● **Data extract**:

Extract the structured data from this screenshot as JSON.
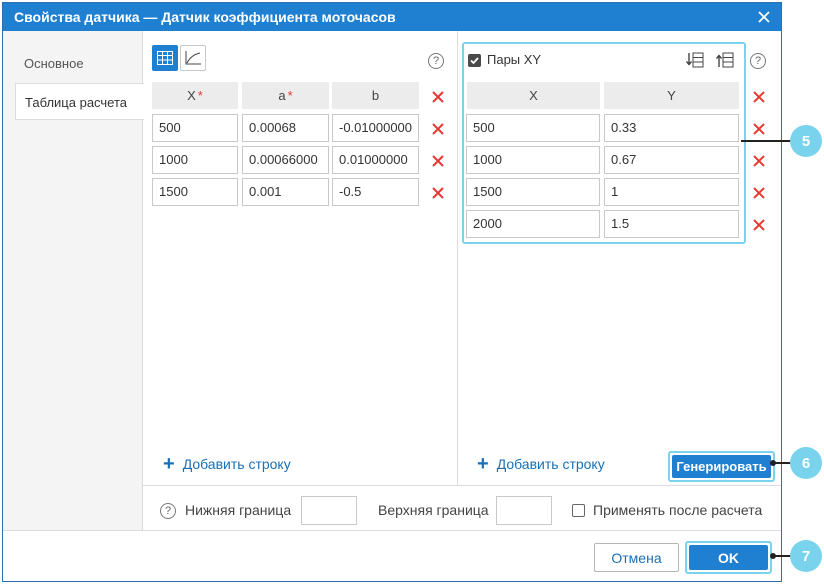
{
  "dialog": {
    "title": "Свойства датчика — Датчик коэффициента моточасов",
    "close_icon": "close-icon"
  },
  "tabs": [
    {
      "label": "Основное",
      "active": false
    },
    {
      "label": "Таблица расчета",
      "active": true
    }
  ],
  "left_table": {
    "view_buttons": [
      "table-view-icon",
      "chart-view-icon"
    ],
    "columns": [
      {
        "label": "X",
        "required": "*"
      },
      {
        "label": "a",
        "required": "*"
      },
      {
        "label": "b",
        "required": ""
      }
    ],
    "rows": [
      [
        "500",
        "0.00068",
        "-0.01000000"
      ],
      [
        "1000",
        "0.00066000",
        "0.01000000"
      ],
      [
        "1500",
        "0.001",
        "-0.5"
      ]
    ],
    "add_row_label": "Добавить строку"
  },
  "xy_pairs": {
    "checkbox_label": "Пары XY",
    "checked": true,
    "columns": [
      "X",
      "Y"
    ],
    "rows": [
      [
        "500",
        "0.33"
      ],
      [
        "1000",
        "0.67"
      ],
      [
        "1500",
        "1"
      ],
      [
        "2000",
        "1.5"
      ]
    ],
    "add_row_label": "Добавить строку",
    "generate_label": "Генерировать"
  },
  "bounds": {
    "lower_label": "Нижняя граница",
    "upper_label": "Верхняя граница",
    "apply_label": "Применять после расчета"
  },
  "footer": {
    "cancel_label": "Отмена",
    "ok_label": "OK"
  },
  "callouts": [
    "5",
    "6",
    "7"
  ],
  "colors": {
    "accent": "#1f7fd0",
    "highlight": "#7ad3ec",
    "delete": "#e53935"
  }
}
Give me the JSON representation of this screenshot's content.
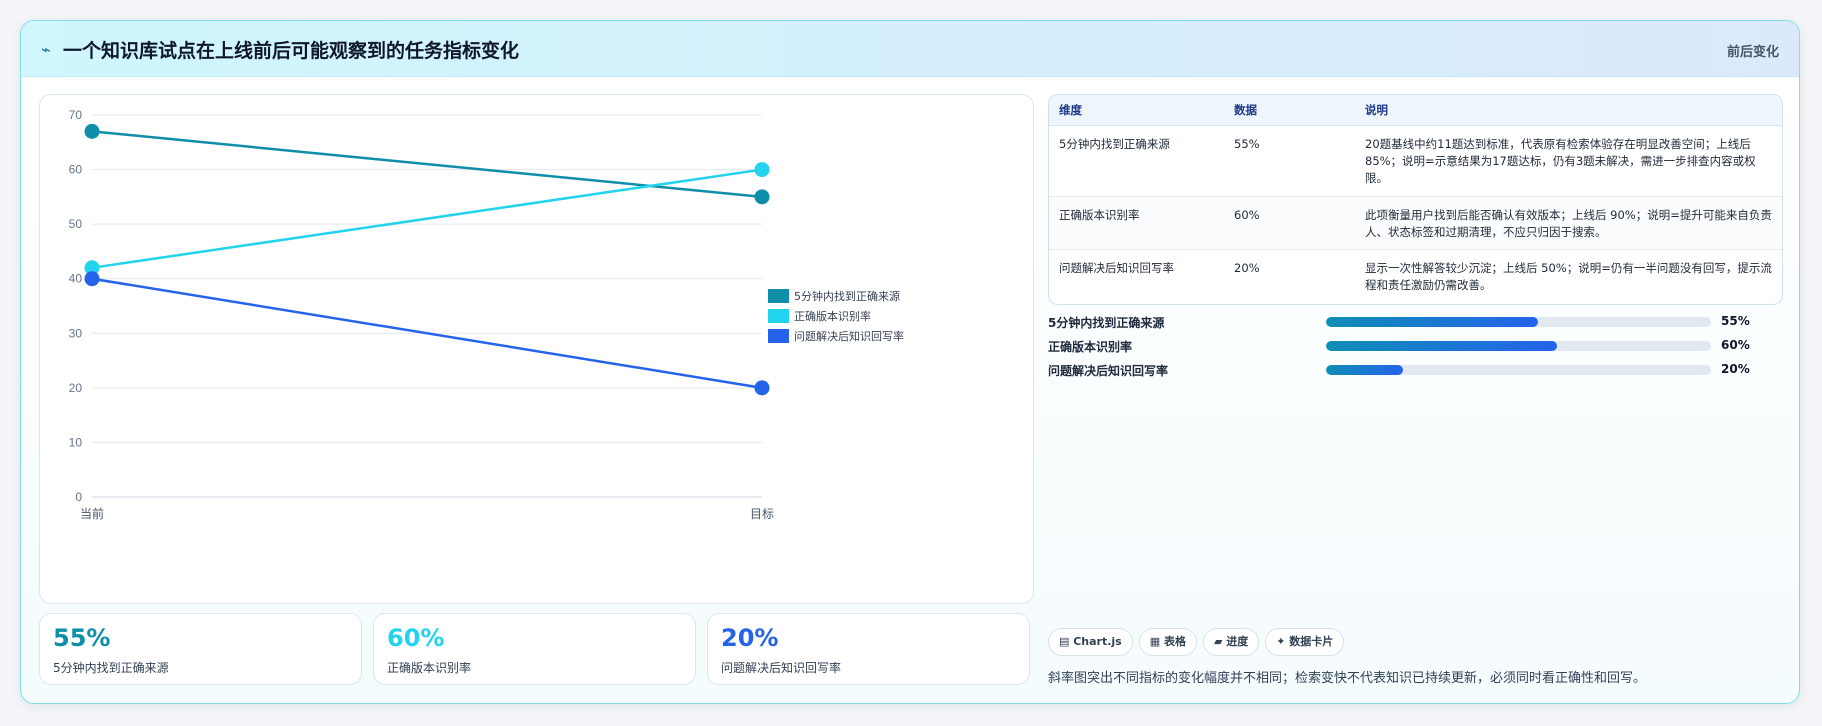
{
  "header": {
    "icon": "⌁",
    "title": "一个知识库试点在上线前后可能观察到的任务指标变化",
    "tag": "前后变化"
  },
  "chart_data": {
    "type": "line",
    "title": "",
    "xlabel": "",
    "ylabel": "",
    "categories": [
      "当前",
      "目标"
    ],
    "ylim": [
      0,
      70
    ],
    "yticks": [
      0,
      10,
      20,
      30,
      40,
      50,
      60,
      70
    ],
    "grid": true,
    "legend_position": "right",
    "series": [
      {
        "name": "5分钟内找到正确来源",
        "values": [
          67,
          55
        ],
        "color": "#0e8ea9"
      },
      {
        "name": "正确版本识别率",
        "values": [
          42,
          60
        ],
        "color": "#22d3ee"
      },
      {
        "name": "问题解决后知识回写率",
        "values": [
          40,
          20
        ],
        "color": "#2563eb"
      }
    ]
  },
  "stats": [
    {
      "value": "55%",
      "label": "5分钟内找到正确来源",
      "color": "#0e8ea9"
    },
    {
      "value": "60%",
      "label": "正确版本识别率",
      "color": "#22d3ee"
    },
    {
      "value": "20%",
      "label": "问题解决后知识回写率",
      "color": "#2563eb"
    }
  ],
  "table": {
    "headers": [
      "维度",
      "数据",
      "说明"
    ],
    "rows": [
      [
        "5分钟内找到正确来源",
        "55%",
        "20题基线中约11题达到标准，代表原有检索体验存在明显改善空间；上线后 85%；说明=示意结果为17题达标，仍有3题未解决，需进一步排查内容或权限。"
      ],
      [
        "正确版本识别率",
        "60%",
        "此项衡量用户找到后能否确认有效版本；上线后 90%；说明=提升可能来自负责人、状态标签和过期清理，不应只归因于搜索。"
      ],
      [
        "问题解决后知识回写率",
        "20%",
        "显示一次性解答较少沉淀；上线后 50%；说明=仍有一半问题没有回写，提示流程和责任激励仍需改善。"
      ]
    ]
  },
  "progress": [
    {
      "label": "5分钟内找到正确来源",
      "value": 55,
      "display": "55%"
    },
    {
      "label": "正确版本识别率",
      "value": 60,
      "display": "60%"
    },
    {
      "label": "问题解决后知识回写率",
      "value": 20,
      "display": "20%"
    }
  ],
  "chips": [
    "▤ Chart.js",
    "▦ 表格",
    "▰ 进度",
    "✦ 数据卡片"
  ],
  "footnote": "斜率图突出不同指标的变化幅度并不相同；检索变快不代表知识已持续更新，必须同时看正确性和回写。"
}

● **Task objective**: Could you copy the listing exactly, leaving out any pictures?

● **Response below**:
Extract the structured data from this screenshot as JSON.
{
  "dialog": {
    "title": "Свойства датчика — Датчик коэффициента моточасов",
    "close_icon": "close-icon"
  },
  "tabs": [
    {
      "label": "Основное",
      "active": false
    },
    {
      "label": "Таблица расчета",
      "active": true
    }
  ],
  "left_table": {
    "view_buttons": [
      "table-view-icon",
      "chart-view-icon"
    ],
    "columns": [
      {
        "label": "X",
        "required": "*"
      },
      {
        "label": "a",
        "required": "*"
      },
      {
        "label": "b",
        "required": ""
      }
    ],
    "rows": [
      [
        "500",
        "0.00068",
        "-0.01000000"
      ],
      [
        "1000",
        "0.00066000",
        "0.01000000"
      ],
      [
        "1500",
        "0.001",
        "-0.5"
      ]
    ],
    "add_row_label": "Добавить строку"
  },
  "xy_pairs": {
    "checkbox_label": "Пары XY",
    "checked": true,
    "columns": [
      "X",
      "Y"
    ],
    "rows": [
      [
        "500",
        "0.33"
      ],
      [
        "1000",
        "0.67"
      ],
      [
        "1500",
        "1"
      ],
      [
        "2000",
        "1.5"
      ]
    ],
    "add_row_label": "Добавить строку",
    "generate_label": "Генерировать"
  },
  "bounds": {
    "lower_label": "Нижняя граница",
    "upper_label": "Верхняя граница",
    "apply_label": "Применять после расчета"
  },
  "footer": {
    "cancel_label": "Отмена",
    "ok_label": "OK"
  },
  "callouts": [
    "5",
    "6",
    "7"
  ],
  "colors": {
    "accent": "#1f7fd0",
    "highlight": "#7ad3ec",
    "delete": "#e53935"
  }
}
Give me the JSON representation of this screenshot's content.
{
  "header": {
    "icon": "⌁",
    "title": "一个知识库试点在上线前后可能观察到的任务指标变化",
    "tag": "前后变化"
  },
  "chart_data": {
    "type": "line",
    "title": "",
    "xlabel": "",
    "ylabel": "",
    "categories": [
      "当前",
      "目标"
    ],
    "ylim": [
      0,
      70
    ],
    "yticks": [
      0,
      10,
      20,
      30,
      40,
      50,
      60,
      70
    ],
    "grid": true,
    "legend_position": "right",
    "series": [
      {
        "name": "5分钟内找到正确来源",
        "values": [
          67,
          55
        ],
        "color": "#0e8ea9"
      },
      {
        "name": "正确版本识别率",
        "values": [
          42,
          60
        ],
        "color": "#22d3ee"
      },
      {
        "name": "问题解决后知识回写率",
        "values": [
          40,
          20
        ],
        "color": "#2563eb"
      }
    ]
  },
  "stats": [
    {
      "value": "55%",
      "label": "5分钟内找到正确来源",
      "color": "#0e8ea9"
    },
    {
      "value": "60%",
      "label": "正确版本识别率",
      "color": "#22d3ee"
    },
    {
      "value": "20%",
      "label": "问题解决后知识回写率",
      "color": "#2563eb"
    }
  ],
  "table": {
    "headers": [
      "维度",
      "数据",
      "说明"
    ],
    "rows": [
      [
        "5分钟内找到正确来源",
        "55%",
        "20题基线中约11题达到标准，代表原有检索体验存在明显改善空间；上线后 85%；说明=示意结果为17题达标，仍有3题未解决，需进一步排查内容或权限。"
      ],
      [
        "正确版本识别率",
        "60%",
        "此项衡量用户找到后能否确认有效版本；上线后 90%；说明=提升可能来自负责人、状态标签和过期清理，不应只归因于搜索。"
      ],
      [
        "问题解决后知识回写率",
        "20%",
        "显示一次性解答较少沉淀；上线后 50%；说明=仍有一半问题没有回写，提示流程和责任激励仍需改善。"
      ]
    ]
  },
  "progress": [
    {
      "label": "5分钟内找到正确来源",
      "value": 55,
      "display": "55%"
    },
    {
      "label": "正确版本识别率",
      "value": 60,
      "display": "60%"
    },
    {
      "label": "问题解决后知识回写率",
      "value": 20,
      "display": "20%"
    }
  ],
  "chips": [
    "▤ Chart.js",
    "▦ 表格",
    "▰ 进度",
    "✦ 数据卡片"
  ],
  "footnote": "斜率图突出不同指标的变化幅度并不相同；检索变快不代表知识已持续更新，必须同时看正确性和回写。"
}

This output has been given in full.